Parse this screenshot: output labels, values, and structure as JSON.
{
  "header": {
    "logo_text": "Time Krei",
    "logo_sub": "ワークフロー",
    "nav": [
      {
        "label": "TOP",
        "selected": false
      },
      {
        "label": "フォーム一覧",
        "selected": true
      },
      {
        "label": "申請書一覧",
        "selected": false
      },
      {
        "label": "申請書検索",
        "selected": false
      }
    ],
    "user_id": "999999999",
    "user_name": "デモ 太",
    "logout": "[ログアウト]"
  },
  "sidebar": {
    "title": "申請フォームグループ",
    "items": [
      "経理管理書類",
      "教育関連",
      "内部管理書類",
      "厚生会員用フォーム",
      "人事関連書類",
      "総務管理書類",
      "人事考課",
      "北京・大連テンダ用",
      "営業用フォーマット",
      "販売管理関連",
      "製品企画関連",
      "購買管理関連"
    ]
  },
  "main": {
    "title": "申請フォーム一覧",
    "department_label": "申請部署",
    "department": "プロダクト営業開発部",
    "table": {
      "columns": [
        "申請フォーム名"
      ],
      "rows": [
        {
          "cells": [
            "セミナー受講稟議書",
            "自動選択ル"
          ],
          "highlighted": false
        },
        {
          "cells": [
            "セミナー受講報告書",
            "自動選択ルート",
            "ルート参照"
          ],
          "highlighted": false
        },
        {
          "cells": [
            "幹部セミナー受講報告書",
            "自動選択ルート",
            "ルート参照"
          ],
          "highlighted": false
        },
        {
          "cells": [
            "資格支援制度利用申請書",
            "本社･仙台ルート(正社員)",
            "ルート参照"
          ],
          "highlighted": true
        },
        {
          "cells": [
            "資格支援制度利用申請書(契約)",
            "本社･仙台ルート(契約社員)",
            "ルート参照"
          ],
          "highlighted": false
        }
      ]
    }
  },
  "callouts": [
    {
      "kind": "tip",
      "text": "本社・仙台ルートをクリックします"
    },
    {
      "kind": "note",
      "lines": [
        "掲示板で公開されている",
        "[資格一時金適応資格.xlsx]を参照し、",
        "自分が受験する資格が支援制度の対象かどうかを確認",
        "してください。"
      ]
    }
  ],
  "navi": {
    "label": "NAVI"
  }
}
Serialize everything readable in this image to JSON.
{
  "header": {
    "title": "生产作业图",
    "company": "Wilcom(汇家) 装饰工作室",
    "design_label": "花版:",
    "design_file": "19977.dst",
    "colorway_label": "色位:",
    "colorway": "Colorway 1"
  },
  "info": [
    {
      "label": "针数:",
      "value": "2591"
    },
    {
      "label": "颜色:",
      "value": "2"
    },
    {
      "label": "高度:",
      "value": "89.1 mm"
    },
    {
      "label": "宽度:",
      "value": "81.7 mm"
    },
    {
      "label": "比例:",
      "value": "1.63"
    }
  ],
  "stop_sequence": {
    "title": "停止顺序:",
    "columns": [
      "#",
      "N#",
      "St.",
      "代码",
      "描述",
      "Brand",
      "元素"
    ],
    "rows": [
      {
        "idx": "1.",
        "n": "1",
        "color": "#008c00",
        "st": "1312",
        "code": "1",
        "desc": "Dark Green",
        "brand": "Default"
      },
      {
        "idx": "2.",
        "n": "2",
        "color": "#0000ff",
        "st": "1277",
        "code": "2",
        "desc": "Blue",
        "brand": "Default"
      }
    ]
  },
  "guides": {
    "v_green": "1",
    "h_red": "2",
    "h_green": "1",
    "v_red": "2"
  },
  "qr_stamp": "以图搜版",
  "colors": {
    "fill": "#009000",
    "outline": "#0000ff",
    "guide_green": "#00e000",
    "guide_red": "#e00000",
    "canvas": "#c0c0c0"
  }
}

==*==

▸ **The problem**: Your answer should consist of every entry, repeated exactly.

▸ **Worked solution**:
Parse this screenshot: output labels, values, and structure as JSON.
{
  "header": {
    "logo_text": "Time Krei",
    "logo_sub": "ワークフロー",
    "nav": [
      {
        "label": "TOP",
        "selected": false
      },
      {
        "label": "フォーム一覧",
        "selected": true
      },
      {
        "label": "申請書一覧",
        "selected": false
      },
      {
        "label": "申請書検索",
        "selected": false
      }
    ],
    "user_id": "999999999",
    "user_name": "デモ 太",
    "logout": "[ログアウト]"
  },
  "sidebar": {
    "title": "申請フォームグループ",
    "items": [
      "経理管理書類",
      "教育関連",
      "内部管理書類",
      "厚生会員用フォーム",
      "人事関連書類",
      "総務管理書類",
      "人事考課",
      "北京・大連テンダ用",
      "営業用フォーマット",
      "販売管理関連",
      "製品企画関連",
      "購買管理関連"
    ]
  },
  "main": {
    "title": "申請フォーム一覧",
    "department_label": "申請部署",
    "department": "プロダクト営業開発部",
    "table": {
      "columns": [
        "申請フォーム名"
      ],
      "rows": [
        {
          "cells": [
            "セミナー受講稟議書",
            "自動選択ル"
          ],
          "highlighted": false
        },
        {
          "cells": [
            "セミナー受講報告書",
            "自動選択ルート",
            "ルート参照"
          ],
          "highlighted": false
        },
        {
          "cells": [
            "幹部セミナー受講報告書",
            "自動選択ルート",
            "ルート参照"
          ],
          "highlighted": false
        },
        {
          "cells": [
            "資格支援制度利用申請書",
            "本社･仙台ルート(正社員)",
            "ルート参照"
          ],
          "highlighted": true
        },
        {
          "cells": [
            "資格支援制度利用申請書(契約)",
            "本社･仙台ルート(契約社員)",
            "ルート参照"
          ],
          "highlighted": false
        }
      ]
    }
  },
  "callouts": [
    {
      "kind": "tip",
      "text": "本社・仙台ルートをクリックします"
    },
    {
      "kind": "note",
      "lines": [
        "掲示板で公開されている",
        "[資格一時金適応資格.xlsx]を参照し、",
        "自分が受験する資格が支援制度の対象かどうかを確認",
        "してください。"
      ]
    }
  ],
  "navi": {
    "label": "NAVI"
  }
}
Serialize everything readable in this image to JSON.
{
  "header": {
    "title": "生产作业图",
    "company": "Wilcom(汇家) 装饰工作室",
    "design_label": "花版:",
    "design_file": "19977.dst",
    "colorway_label": "色位:",
    "colorway": "Colorway 1"
  },
  "info": [
    {
      "label": "针数:",
      "value": "2591"
    },
    {
      "label": "颜色:",
      "value": "2"
    },
    {
      "label": "高度:",
      "value": "89.1 mm"
    },
    {
      "label": "宽度:",
      "value": "81.7 mm"
    },
    {
      "label": "比例:",
      "value": "1.63"
    }
  ],
  "stop_sequence": {
    "title": "停止顺序:",
    "columns": [
      "#",
      "N#",
      "St.",
      "代码",
      "描述",
      "Brand",
      "元素"
    ],
    "rows": [
      {
        "idx": "1.",
        "n": "1",
        "color": "#008c00",
        "st": "1312",
        "code": "1",
        "desc": "Dark Green",
        "brand": "Default"
      },
      {
        "idx": "2.",
        "n": "2",
        "color": "#0000ff",
        "st": "1277",
        "code": "2",
        "desc": "Blue",
        "brand": "Default"
      }
    ]
  },
  "guides": {
    "v_green": "1",
    "h_red": "2",
    "h_green": "1",
    "v_red": "2"
  },
  "qr_stamp": "以图搜版",
  "colors": {
    "fill": "#009000",
    "outline": "#0000ff",
    "guide_green": "#00e000",
    "guide_red": "#e00000",
    "canvas": "#c0c0c0"
  }
}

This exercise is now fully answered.